Records for the exercise: Begin

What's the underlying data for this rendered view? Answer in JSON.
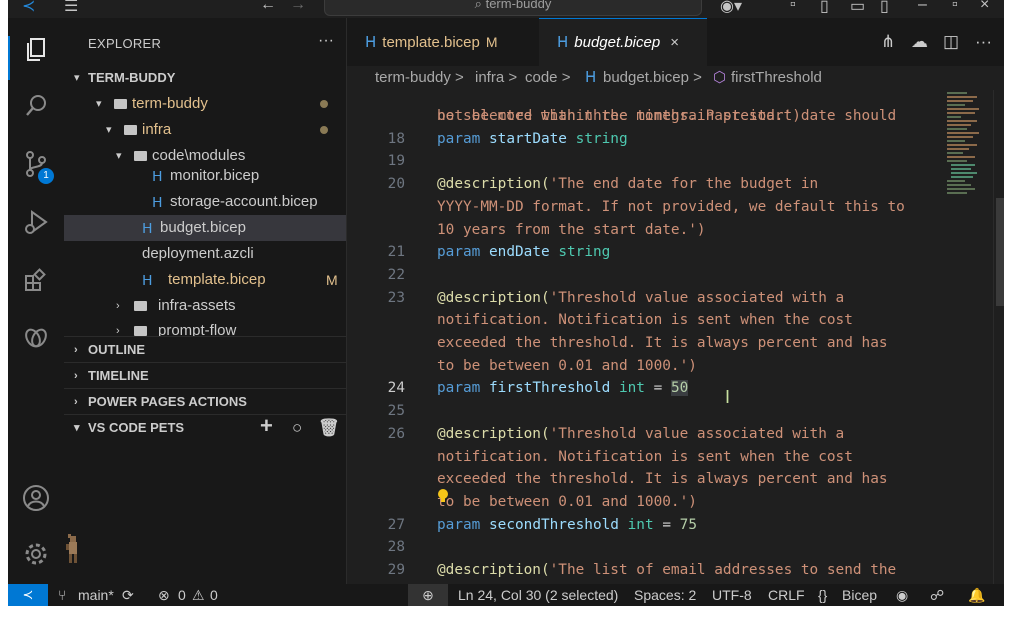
{
  "titlebar": {
    "search": "term-buddy"
  },
  "activity": {
    "badge": "1"
  },
  "sidebar": {
    "header": "EXPLORER",
    "more": "···",
    "root": "TERM-BUDDY",
    "tree": [
      {
        "label": "term-buddy"
      },
      {
        "label": "infra"
      },
      {
        "label": "code\\modules"
      },
      {
        "label": "monitor.bicep"
      },
      {
        "label": "storage-account.bicep"
      },
      {
        "label": "budget.bicep"
      },
      {
        "label": "deployment.azcli"
      },
      {
        "label": "template.bicep",
        "flag": "M"
      },
      {
        "label": "infra-assets"
      },
      {
        "label": "prompt-flow"
      }
    ],
    "sections": {
      "outline": "OUTLINE",
      "timeline": "TIMELINE",
      "powerpages": "POWER PAGES ACTIONS",
      "pets": "VS CODE PETS"
    },
    "pet_tools": {
      "add": "+",
      "ball": "○",
      "delete": "🗑"
    }
  },
  "tabs": [
    {
      "label": "template.bicep",
      "flag": "M"
    },
    {
      "label": "budget.bicep",
      "close": "×"
    }
  ],
  "breadcrumb": {
    "items": [
      "term-buddy",
      "infra",
      "code",
      "budget.bicep",
      "firstThreshold"
    ],
    "sep": ">"
  },
  "editor": {
    "partial_top": "not be more than three months. Past start date should",
    "lines": [
      {
        "n": "",
        "cont": "be selected within the timegrain preiod.')"
      },
      {
        "n": "18",
        "kw": "param",
        "name": "startDate",
        "type": "string"
      },
      {
        "n": "19"
      },
      {
        "n": "20",
        "dec": "@description(",
        "str": "'The end date for the budget in"
      },
      {
        "n": "",
        "cont": "YYYY-MM-DD format. If not provided, we default this to"
      },
      {
        "n": "",
        "cont": "10 years from the start date.')"
      },
      {
        "n": "21",
        "kw": "param",
        "name": "endDate",
        "type": "string"
      },
      {
        "n": "22"
      },
      {
        "n": "23",
        "dec": "@description(",
        "str": "'Threshold value associated with a"
      },
      {
        "n": "",
        "cont": "notification. Notification is sent when the cost"
      },
      {
        "n": "",
        "cont": "exceeded the threshold. It is always percent and has"
      },
      {
        "n": "",
        "cont": "to be between 0.01 and 1000.')"
      },
      {
        "n": "24",
        "kw": "param",
        "name": "firstThreshold",
        "type": "int",
        "op": "=",
        "val": "50"
      },
      {
        "n": "25"
      },
      {
        "n": "26",
        "dec": "@description(",
        "str": "'Threshold value associated with a"
      },
      {
        "n": "",
        "cont": "notification. Notification is sent when the cost"
      },
      {
        "n": "",
        "cont": "exceeded the threshold. It is always percent and has"
      },
      {
        "n": "",
        "cont": "to be between 0.01 and 1000.')"
      },
      {
        "n": "27",
        "kw": "param",
        "name": "secondThreshold",
        "type": "int",
        "op": "=",
        "val": "75"
      },
      {
        "n": "28"
      },
      {
        "n": "29",
        "dec": "@description(",
        "str": "'The list of email addresses to send the"
      }
    ]
  },
  "status": {
    "branch": "main*",
    "errors": "0",
    "warnings": "0",
    "position": "Ln 24, Col 30 (2 selected)",
    "spaces": "Spaces: 2",
    "encoding": "UTF-8",
    "eol": "CRLF",
    "language": "Bicep"
  },
  "colors": {
    "accent": "#0078d4",
    "modified": "#e2c08d",
    "string": "#ce9178",
    "keyword": "#569cd6"
  }
}
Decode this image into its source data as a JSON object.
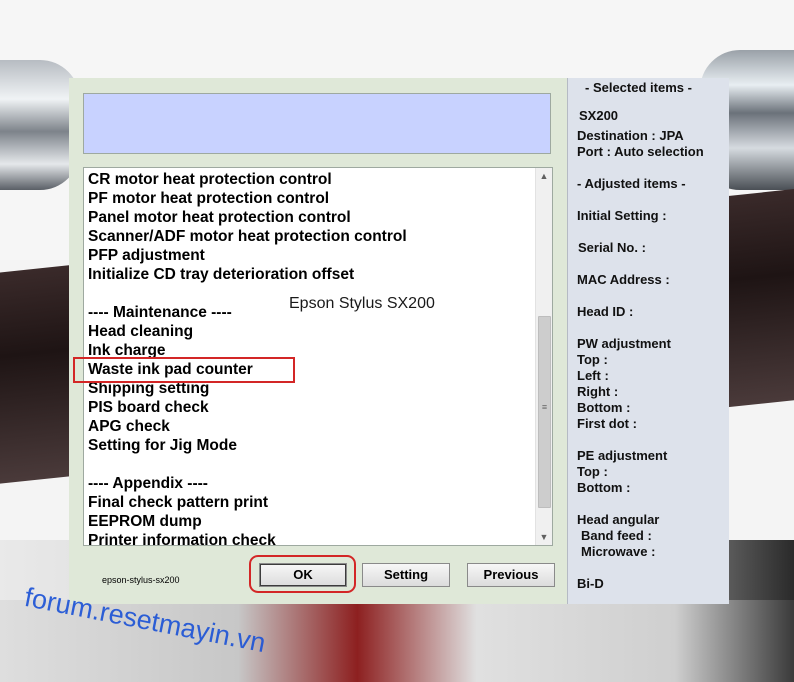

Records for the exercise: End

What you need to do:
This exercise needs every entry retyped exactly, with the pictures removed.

Exercise answer:
What's the underlying data for this rendered view? Answer in JSON.
{
  "titlebar": {
    "search": "term-buddy"
  },
  "activity": {
    "badge": "1"
  },
  "sidebar": {
    "header": "EXPLORER",
    "more": "···",
    "root": "TERM-BUDDY",
    "tree": [
      {
        "label": "term-buddy"
      },
      {
        "label": "infra"
      },
      {
        "label": "code\\modules"
      },
      {
        "label": "monitor.bicep"
      },
      {
        "label": "storage-account.bicep"
      },
      {
        "label": "budget.bicep"
      },
      {
        "label": "deployment.azcli"
      },
      {
        "label": "template.bicep",
        "flag": "M"
      },
      {
        "label": "infra-assets"
      },
      {
        "label": "prompt-flow"
      }
    ],
    "sections": {
      "outline": "OUTLINE",
      "timeline": "TIMELINE",
      "powerpages": "POWER PAGES ACTIONS",
      "pets": "VS CODE PETS"
    },
    "pet_tools": {
      "add": "+",
      "ball": "○",
      "delete": "🗑"
    }
  },
  "tabs": [
    {
      "label": "template.bicep",
      "flag": "M"
    },
    {
      "label": "budget.bicep",
      "close": "×"
    }
  ],
  "breadcrumb": {
    "items": [
      "term-buddy",
      "infra",
      "code",
      "budget.bicep",
      "firstThreshold"
    ],
    "sep": ">"
  },
  "editor": {
    "partial_top": "not be more than three months. Past start date should",
    "lines": [
      {
        "n": "",
        "cont": "be selected within the timegrain preiod.')"
      },
      {
        "n": "18",
        "kw": "param",
        "name": "startDate",
        "type": "string"
      },
      {
        "n": "19"
      },
      {
        "n": "20",
        "dec": "@description(",
        "str": "'The end date for the budget in"
      },
      {
        "n": "",
        "cont": "YYYY-MM-DD format. If not provided, we default this to"
      },
      {
        "n": "",
        "cont": "10 years from the start date.')"
      },
      {
        "n": "21",
        "kw": "param",
        "name": "endDate",
        "type": "string"
      },
      {
        "n": "22"
      },
      {
        "n": "23",
        "dec": "@description(",
        "str": "'Threshold value associated with a"
      },
      {
        "n": "",
        "cont": "notification. Notification is sent when the cost"
      },
      {
        "n": "",
        "cont": "exceeded the threshold. It is always percent and has"
      },
      {
        "n": "",
        "cont": "to be between 0.01 and 1000.')"
      },
      {
        "n": "24",
        "kw": "param",
        "name": "firstThreshold",
        "type": "int",
        "op": "=",
        "val": "50"
      },
      {
        "n": "25"
      },
      {
        "n": "26",
        "dec": "@description(",
        "str": "'Threshold value associated with a"
      },
      {
        "n": "",
        "cont": "notification. Notification is sent when the cost"
      },
      {
        "n": "",
        "cont": "exceeded the threshold. It is always percent and has"
      },
      {
        "n": "",
        "cont": "to be between 0.01 and 1000.')"
      },
      {
        "n": "27",
        "kw": "param",
        "name": "secondThreshold",
        "type": "int",
        "op": "=",
        "val": "75"
      },
      {
        "n": "28"
      },
      {
        "n": "29",
        "dec": "@description(",
        "str": "'The list of email addresses to send the"
      }
    ]
  },
  "status": {
    "branch": "main*",
    "errors": "0",
    "warnings": "0",
    "position": "Ln 24, Col 30 (2 selected)",
    "spaces": "Spaces: 2",
    "encoding": "UTF-8",
    "eol": "CRLF",
    "language": "Bicep"
  },
  "colors": {
    "accent": "#0078d4",
    "modified": "#e2c08d",
    "string": "#ce9178",
    "keyword": "#569cd6"
  }
}
Decode this image into its source data as a JSON object.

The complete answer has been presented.